- Data for analysis -

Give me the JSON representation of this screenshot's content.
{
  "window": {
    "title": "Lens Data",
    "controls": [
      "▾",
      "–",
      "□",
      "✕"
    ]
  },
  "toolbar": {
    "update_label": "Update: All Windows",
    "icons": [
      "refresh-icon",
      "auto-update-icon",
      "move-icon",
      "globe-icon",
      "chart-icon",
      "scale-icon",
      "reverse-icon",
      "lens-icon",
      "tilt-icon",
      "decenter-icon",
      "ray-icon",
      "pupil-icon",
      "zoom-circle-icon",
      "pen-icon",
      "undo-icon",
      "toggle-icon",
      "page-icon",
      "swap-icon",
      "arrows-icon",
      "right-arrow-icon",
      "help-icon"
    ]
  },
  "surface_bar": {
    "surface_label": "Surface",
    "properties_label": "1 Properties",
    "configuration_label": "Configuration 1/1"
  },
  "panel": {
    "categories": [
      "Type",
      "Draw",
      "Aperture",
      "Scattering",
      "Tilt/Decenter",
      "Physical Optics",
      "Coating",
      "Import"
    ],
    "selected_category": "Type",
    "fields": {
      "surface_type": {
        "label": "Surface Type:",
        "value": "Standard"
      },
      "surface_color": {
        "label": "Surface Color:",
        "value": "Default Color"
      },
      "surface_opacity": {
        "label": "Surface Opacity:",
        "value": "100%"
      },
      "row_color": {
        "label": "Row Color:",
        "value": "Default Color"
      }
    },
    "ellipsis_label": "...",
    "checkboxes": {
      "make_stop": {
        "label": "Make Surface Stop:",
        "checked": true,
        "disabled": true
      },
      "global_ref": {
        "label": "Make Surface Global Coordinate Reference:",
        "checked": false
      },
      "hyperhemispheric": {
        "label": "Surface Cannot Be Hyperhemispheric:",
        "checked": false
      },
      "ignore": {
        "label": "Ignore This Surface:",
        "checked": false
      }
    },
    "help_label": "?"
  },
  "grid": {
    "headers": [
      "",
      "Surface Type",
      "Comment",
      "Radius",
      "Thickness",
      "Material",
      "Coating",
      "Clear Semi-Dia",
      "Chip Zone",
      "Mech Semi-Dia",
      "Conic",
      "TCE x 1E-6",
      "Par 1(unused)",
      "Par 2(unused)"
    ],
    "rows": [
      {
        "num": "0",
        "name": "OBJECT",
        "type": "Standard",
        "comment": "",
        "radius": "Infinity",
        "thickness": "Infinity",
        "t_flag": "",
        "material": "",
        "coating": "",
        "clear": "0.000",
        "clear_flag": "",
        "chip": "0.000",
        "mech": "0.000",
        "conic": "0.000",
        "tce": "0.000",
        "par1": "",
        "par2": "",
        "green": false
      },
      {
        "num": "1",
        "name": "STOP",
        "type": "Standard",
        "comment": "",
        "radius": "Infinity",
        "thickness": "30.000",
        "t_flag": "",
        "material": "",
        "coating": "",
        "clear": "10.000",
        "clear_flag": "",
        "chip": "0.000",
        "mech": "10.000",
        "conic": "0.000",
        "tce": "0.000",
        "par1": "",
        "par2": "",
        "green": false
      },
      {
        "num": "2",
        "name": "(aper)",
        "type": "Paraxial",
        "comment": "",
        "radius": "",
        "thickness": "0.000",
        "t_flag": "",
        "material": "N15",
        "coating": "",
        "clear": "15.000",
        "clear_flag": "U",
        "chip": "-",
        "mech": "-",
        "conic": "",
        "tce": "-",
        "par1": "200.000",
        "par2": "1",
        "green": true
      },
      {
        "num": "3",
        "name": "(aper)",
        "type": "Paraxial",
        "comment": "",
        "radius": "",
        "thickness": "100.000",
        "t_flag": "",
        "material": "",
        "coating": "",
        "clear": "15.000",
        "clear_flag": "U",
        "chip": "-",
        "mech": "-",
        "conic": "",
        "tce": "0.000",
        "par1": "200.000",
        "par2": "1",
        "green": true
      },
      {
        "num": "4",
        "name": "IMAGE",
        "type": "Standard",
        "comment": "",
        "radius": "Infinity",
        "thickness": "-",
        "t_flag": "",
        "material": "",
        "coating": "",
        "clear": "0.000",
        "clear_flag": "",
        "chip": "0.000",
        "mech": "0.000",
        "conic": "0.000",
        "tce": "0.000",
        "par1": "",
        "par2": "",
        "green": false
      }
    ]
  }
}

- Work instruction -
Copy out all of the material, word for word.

- Expected answer -
Give me the JSON representation of this screenshot's content.
{
  "window": {
    "title": "Lens Data",
    "controls": [
      "▾",
      "–",
      "□",
      "✕"
    ]
  },
  "toolbar": {
    "update_label": "Update: All Windows",
    "icons": [
      "refresh-icon",
      "auto-update-icon",
      "move-icon",
      "globe-icon",
      "chart-icon",
      "scale-icon",
      "reverse-icon",
      "lens-icon",
      "tilt-icon",
      "decenter-icon",
      "ray-icon",
      "pupil-icon",
      "zoom-circle-icon",
      "pen-icon",
      "undo-icon",
      "toggle-icon",
      "page-icon",
      "swap-icon",
      "arrows-icon",
      "right-arrow-icon",
      "help-icon"
    ]
  },
  "surface_bar": {
    "surface_label": "Surface",
    "properties_label": "1 Properties",
    "configuration_label": "Configuration 1/1"
  },
  "panel": {
    "categories": [
      "Type",
      "Draw",
      "Aperture",
      "Scattering",
      "Tilt/Decenter",
      "Physical Optics",
      "Coating",
      "Import"
    ],
    "selected_category": "Type",
    "fields": {
      "surface_type": {
        "label": "Surface Type:",
        "value": "Standard"
      },
      "surface_color": {
        "label": "Surface Color:",
        "value": "Default Color"
      },
      "surface_opacity": {
        "label": "Surface Opacity:",
        "value": "100%"
      },
      "row_color": {
        "label": "Row Color:",
        "value": "Default Color"
      }
    },
    "ellipsis_label": "...",
    "checkboxes": {
      "make_stop": {
        "label": "Make Surface Stop:",
        "checked": true,
        "disabled": true
      },
      "global_ref": {
        "label": "Make Surface Global Coordinate Reference:",
        "checked": false
      },
      "hyperhemispheric": {
        "label": "Surface Cannot Be Hyperhemispheric:",
        "checked": false
      },
      "ignore": {
        "label": "Ignore This Surface:",
        "checked": false
      }
    },
    "help_label": "?"
  },
  "grid": {
    "headers": [
      "",
      "Surface Type",
      "Comment",
      "Radius",
      "Thickness",
      "Material",
      "Coating",
      "Clear Semi-Dia",
      "Chip Zone",
      "Mech Semi-Dia",
      "Conic",
      "TCE x 1E-6",
      "Par 1(unused)",
      "Par 2(unused)"
    ],
    "rows": [
      {
        "num": "0",
        "name": "OBJECT",
        "type": "Standard",
        "comment": "",
        "radius": "Infinity",
        "thickness": "Infinity",
        "t_flag": "",
        "material": "",
        "coating": "",
        "clear": "0.000",
        "clear_flag": "",
        "chip": "0.000",
        "mech": "0.000",
        "conic": "0.000",
        "tce": "0.000",
        "par1": "",
        "par2": "",
        "green": false
      },
      {
        "num": "1",
        "name": "STOP",
        "type": "Standard",
        "comment": "",
        "radius": "Infinity",
        "thickness": "30.000",
        "t_flag": "",
        "material": "",
        "coating": "",
        "clear": "10.000",
        "clear_flag": "",
        "chip": "0.000",
        "mech": "10.000",
        "conic": "0.000",
        "tce": "0.000",
        "par1": "",
        "par2": "",
        "green": false
      },
      {
        "num": "2",
        "name": "(aper)",
        "type": "Paraxial",
        "comment": "",
        "radius": "",
        "thickness": "0.000",
        "t_flag": "",
        "material": "N15",
        "coating": "",
        "clear": "15.000",
        "clear_flag": "U",
        "chip": "-",
        "mech": "-",
        "conic": "",
        "tce": "-",
        "par1": "200.000",
        "par2": "1",
        "green": true
      },
      {
        "num": "3",
        "name": "(aper)",
        "type": "Paraxial",
        "comment": "",
        "radius": "",
        "thickness": "100.000",
        "t_flag": "",
        "material": "",
        "coating": "",
        "clear": "15.000",
        "clear_flag": "U",
        "chip": "-",
        "mech": "-",
        "conic": "",
        "tce": "0.000",
        "par1": "200.000",
        "par2": "1",
        "green": true
      },
      {
        "num": "4",
        "name": "IMAGE",
        "type": "Standard",
        "comment": "",
        "radius": "Infinity",
        "thickness": "-",
        "t_flag": "",
        "material": "",
        "coating": "",
        "clear": "0.000",
        "clear_flag": "",
        "chip": "0.000",
        "mech": "0.000",
        "conic": "0.000",
        "tce": "0.000",
        "par1": "",
        "par2": "",
        "green": false
      }
    ]
  }
}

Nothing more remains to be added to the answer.